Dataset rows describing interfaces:
══════════════════════════════

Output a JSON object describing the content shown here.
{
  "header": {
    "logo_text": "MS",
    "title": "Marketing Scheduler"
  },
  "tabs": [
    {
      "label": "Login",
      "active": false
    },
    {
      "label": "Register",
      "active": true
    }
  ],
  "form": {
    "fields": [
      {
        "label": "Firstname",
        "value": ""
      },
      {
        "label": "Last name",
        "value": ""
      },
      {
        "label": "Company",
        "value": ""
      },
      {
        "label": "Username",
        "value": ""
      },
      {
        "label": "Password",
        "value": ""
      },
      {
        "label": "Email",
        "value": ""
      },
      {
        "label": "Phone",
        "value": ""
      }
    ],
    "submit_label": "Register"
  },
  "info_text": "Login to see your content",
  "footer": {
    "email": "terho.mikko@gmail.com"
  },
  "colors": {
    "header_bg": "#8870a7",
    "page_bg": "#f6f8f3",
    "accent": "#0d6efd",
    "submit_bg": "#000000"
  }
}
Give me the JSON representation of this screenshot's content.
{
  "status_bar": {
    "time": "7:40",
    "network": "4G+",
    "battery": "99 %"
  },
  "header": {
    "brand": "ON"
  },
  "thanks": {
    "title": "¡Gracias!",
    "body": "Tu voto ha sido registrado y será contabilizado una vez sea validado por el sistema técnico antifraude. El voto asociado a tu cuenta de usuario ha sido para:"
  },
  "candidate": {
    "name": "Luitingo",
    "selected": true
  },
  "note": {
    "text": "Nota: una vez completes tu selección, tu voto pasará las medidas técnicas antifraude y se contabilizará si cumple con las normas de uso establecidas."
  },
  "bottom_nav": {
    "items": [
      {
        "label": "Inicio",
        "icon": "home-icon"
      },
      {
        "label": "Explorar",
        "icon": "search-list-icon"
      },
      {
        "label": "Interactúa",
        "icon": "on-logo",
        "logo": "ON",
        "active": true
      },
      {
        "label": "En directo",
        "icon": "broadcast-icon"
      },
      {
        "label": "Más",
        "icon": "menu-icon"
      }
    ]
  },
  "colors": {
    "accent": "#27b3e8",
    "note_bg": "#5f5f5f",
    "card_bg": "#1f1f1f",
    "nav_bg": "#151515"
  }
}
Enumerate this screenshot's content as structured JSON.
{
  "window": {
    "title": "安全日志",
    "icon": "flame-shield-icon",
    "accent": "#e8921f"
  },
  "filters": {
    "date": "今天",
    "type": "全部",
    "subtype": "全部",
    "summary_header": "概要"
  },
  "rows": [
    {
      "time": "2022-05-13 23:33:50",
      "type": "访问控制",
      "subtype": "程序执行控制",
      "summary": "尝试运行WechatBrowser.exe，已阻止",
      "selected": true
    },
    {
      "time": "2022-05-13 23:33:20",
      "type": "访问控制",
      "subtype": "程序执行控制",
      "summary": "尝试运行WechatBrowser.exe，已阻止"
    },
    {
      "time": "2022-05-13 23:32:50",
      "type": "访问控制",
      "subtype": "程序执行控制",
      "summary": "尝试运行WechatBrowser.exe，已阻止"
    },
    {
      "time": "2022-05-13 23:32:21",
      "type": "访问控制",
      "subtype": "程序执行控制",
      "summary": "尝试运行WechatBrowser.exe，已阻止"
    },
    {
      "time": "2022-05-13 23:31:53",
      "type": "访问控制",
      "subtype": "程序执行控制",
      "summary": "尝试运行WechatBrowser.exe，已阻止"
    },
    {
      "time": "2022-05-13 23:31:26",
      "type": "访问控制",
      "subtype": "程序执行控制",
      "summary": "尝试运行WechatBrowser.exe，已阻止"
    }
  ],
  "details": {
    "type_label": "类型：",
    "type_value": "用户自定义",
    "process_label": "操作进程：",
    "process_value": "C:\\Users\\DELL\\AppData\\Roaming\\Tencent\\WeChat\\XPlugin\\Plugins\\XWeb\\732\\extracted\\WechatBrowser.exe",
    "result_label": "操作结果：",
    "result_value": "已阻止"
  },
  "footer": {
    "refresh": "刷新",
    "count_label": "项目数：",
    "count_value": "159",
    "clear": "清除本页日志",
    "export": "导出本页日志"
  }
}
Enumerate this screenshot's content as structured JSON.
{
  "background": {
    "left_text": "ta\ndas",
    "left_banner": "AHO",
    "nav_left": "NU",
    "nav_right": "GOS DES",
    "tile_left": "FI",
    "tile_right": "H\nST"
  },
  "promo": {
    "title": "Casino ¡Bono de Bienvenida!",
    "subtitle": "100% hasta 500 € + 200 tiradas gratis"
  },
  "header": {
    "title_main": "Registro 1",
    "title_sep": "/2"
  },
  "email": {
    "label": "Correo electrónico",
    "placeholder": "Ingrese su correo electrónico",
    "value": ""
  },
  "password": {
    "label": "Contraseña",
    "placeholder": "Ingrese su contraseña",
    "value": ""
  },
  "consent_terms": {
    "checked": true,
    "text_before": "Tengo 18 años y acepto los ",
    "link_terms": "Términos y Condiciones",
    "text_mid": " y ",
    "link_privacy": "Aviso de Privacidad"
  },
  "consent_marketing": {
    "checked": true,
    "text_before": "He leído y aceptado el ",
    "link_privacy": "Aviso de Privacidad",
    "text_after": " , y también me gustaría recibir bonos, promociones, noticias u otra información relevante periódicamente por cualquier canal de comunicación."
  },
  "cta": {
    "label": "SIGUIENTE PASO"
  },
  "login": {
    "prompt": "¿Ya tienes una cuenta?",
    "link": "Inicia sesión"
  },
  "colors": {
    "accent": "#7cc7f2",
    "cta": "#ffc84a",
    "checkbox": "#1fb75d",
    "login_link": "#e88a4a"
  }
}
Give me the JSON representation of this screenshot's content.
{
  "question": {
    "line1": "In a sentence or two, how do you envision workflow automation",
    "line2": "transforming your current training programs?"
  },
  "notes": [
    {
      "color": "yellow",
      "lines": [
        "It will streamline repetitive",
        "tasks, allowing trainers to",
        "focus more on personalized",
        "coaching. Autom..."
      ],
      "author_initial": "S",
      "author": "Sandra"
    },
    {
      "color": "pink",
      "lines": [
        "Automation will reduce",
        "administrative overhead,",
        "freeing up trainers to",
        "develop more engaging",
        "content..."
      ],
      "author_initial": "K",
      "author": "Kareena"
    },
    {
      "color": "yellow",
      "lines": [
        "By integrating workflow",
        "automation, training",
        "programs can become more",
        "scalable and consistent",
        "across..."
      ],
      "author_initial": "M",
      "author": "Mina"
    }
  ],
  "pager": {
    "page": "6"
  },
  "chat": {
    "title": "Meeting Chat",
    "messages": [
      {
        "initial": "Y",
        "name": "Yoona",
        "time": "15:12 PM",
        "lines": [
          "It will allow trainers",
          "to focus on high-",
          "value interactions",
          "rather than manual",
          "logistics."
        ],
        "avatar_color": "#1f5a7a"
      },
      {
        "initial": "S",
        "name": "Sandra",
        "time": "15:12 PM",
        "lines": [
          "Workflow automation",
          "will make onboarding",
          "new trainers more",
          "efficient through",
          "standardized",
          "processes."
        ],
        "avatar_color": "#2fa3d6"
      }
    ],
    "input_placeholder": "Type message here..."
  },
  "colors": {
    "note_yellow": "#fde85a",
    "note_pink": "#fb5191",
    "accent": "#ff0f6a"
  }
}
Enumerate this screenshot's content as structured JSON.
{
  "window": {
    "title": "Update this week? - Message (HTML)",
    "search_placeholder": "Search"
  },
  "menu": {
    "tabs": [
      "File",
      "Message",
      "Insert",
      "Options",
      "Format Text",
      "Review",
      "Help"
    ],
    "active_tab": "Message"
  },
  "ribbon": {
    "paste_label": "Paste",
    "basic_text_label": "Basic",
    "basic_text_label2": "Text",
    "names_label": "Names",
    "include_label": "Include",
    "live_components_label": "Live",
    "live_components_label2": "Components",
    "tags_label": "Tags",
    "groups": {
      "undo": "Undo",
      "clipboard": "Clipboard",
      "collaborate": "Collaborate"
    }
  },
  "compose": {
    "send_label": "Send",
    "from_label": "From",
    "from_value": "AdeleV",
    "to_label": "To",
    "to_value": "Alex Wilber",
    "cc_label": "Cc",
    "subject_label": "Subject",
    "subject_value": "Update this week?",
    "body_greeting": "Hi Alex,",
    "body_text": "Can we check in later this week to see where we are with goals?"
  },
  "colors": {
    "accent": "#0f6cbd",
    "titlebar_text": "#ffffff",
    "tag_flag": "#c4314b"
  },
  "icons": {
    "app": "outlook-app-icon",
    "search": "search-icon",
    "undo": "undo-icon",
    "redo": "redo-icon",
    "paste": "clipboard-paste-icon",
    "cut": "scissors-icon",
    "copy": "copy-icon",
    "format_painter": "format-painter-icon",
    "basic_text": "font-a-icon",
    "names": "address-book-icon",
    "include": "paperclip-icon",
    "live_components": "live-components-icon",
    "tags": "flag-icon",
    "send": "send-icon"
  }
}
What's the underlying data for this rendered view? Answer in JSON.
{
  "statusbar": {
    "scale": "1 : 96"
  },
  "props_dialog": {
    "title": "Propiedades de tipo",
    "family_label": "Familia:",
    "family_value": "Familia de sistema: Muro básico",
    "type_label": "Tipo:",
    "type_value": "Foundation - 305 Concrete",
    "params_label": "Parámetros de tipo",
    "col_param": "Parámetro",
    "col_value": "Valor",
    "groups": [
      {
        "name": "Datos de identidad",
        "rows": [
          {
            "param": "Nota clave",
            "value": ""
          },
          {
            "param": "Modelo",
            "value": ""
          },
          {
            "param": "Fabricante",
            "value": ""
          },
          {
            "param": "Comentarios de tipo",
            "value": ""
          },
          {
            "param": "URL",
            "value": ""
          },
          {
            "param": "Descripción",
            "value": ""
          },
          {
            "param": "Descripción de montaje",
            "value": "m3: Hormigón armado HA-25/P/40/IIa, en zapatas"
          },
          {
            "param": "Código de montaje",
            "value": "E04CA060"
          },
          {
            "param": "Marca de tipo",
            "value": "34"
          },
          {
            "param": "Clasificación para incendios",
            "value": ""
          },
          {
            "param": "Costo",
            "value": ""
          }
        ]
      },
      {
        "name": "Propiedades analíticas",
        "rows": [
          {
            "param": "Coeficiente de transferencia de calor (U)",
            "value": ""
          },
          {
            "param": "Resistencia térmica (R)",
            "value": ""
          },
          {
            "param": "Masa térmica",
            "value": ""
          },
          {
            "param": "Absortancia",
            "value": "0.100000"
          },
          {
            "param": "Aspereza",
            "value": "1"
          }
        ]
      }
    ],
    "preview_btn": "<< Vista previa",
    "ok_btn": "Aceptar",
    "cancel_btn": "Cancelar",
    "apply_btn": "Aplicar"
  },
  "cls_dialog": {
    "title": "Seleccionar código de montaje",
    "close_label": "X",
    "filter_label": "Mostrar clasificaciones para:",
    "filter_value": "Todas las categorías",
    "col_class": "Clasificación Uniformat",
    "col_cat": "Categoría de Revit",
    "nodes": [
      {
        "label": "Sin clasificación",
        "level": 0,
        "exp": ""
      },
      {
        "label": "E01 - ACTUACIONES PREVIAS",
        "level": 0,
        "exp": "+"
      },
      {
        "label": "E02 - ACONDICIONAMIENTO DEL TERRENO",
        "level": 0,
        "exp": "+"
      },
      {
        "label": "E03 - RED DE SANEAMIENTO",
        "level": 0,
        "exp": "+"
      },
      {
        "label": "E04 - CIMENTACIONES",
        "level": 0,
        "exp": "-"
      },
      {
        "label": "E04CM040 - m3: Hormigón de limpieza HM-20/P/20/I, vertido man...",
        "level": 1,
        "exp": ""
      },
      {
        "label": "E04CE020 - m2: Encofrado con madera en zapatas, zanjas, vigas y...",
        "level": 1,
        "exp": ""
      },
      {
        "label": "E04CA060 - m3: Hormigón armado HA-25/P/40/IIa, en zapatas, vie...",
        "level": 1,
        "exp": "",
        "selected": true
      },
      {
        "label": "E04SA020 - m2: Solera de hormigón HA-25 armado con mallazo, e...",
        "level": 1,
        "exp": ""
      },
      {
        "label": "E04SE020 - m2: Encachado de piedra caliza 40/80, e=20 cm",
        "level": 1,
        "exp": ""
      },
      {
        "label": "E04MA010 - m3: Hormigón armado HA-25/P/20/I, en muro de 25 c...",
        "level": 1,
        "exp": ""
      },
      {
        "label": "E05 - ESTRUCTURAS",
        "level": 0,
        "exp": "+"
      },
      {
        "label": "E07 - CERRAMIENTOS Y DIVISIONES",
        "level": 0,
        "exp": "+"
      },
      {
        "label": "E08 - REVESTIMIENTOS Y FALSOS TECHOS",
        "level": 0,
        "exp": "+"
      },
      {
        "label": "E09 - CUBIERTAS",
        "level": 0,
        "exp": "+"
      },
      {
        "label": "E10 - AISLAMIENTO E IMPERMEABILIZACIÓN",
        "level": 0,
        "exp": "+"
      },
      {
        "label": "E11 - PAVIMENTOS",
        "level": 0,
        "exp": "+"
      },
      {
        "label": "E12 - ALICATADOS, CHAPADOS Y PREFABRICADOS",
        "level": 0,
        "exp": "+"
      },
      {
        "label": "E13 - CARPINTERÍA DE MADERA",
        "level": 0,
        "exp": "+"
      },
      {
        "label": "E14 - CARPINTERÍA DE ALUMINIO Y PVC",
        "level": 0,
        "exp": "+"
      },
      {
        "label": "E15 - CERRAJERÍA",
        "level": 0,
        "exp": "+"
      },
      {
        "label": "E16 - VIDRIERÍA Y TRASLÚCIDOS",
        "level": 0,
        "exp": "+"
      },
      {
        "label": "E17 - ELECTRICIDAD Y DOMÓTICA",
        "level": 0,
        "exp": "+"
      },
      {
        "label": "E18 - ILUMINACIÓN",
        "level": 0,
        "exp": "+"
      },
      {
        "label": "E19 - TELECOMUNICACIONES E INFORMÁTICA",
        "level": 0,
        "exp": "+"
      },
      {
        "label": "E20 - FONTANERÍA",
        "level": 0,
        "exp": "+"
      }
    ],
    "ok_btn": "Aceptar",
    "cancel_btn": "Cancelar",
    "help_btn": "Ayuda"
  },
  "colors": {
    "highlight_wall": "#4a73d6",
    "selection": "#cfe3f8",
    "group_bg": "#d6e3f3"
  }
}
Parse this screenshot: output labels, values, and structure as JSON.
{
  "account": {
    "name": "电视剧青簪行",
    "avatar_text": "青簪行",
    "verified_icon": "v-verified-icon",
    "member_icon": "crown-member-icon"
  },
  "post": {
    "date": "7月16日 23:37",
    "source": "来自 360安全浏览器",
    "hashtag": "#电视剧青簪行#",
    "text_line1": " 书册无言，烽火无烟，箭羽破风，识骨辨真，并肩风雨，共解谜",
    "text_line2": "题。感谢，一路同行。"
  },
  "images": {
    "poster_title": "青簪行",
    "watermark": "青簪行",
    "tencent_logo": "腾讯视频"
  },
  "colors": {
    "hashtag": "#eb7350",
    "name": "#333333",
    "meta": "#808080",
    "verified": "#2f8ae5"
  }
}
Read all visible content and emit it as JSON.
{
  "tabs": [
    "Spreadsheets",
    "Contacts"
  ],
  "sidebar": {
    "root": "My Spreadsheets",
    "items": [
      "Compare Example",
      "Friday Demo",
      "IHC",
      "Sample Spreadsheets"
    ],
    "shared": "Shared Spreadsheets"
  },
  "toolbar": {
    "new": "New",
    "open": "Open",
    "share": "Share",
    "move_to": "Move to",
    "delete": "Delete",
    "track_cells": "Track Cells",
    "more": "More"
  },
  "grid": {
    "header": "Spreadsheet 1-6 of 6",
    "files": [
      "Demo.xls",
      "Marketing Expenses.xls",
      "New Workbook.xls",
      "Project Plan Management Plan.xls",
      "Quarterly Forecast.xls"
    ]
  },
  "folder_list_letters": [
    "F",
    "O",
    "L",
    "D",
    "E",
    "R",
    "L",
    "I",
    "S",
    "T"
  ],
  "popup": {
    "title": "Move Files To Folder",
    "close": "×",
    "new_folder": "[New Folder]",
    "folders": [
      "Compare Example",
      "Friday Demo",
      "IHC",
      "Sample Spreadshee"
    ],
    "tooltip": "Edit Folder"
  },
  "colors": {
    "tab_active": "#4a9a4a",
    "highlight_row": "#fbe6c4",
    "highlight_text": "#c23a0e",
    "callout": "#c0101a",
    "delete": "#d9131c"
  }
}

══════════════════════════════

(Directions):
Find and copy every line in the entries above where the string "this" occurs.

(Reply):
Give me the JSON representation of this screenshot's content.
Enumerate this screenshot's content as structured JSON.
Enumerate this screenshot's content as structured JSON.
Give me the JSON representation of this screenshot's content.
Enumerate this screenshot's content as structured JSON.
    "title": "Update this week? - Message (HTML)",
    "subject_value": "Update this week?",
    "body_text": "Can we check in later this week to see where we are with goals?"
What's the underlying data for this rendered view? Answer in JSON.
Parse this screenshot: output labels, values, and structure as JSON.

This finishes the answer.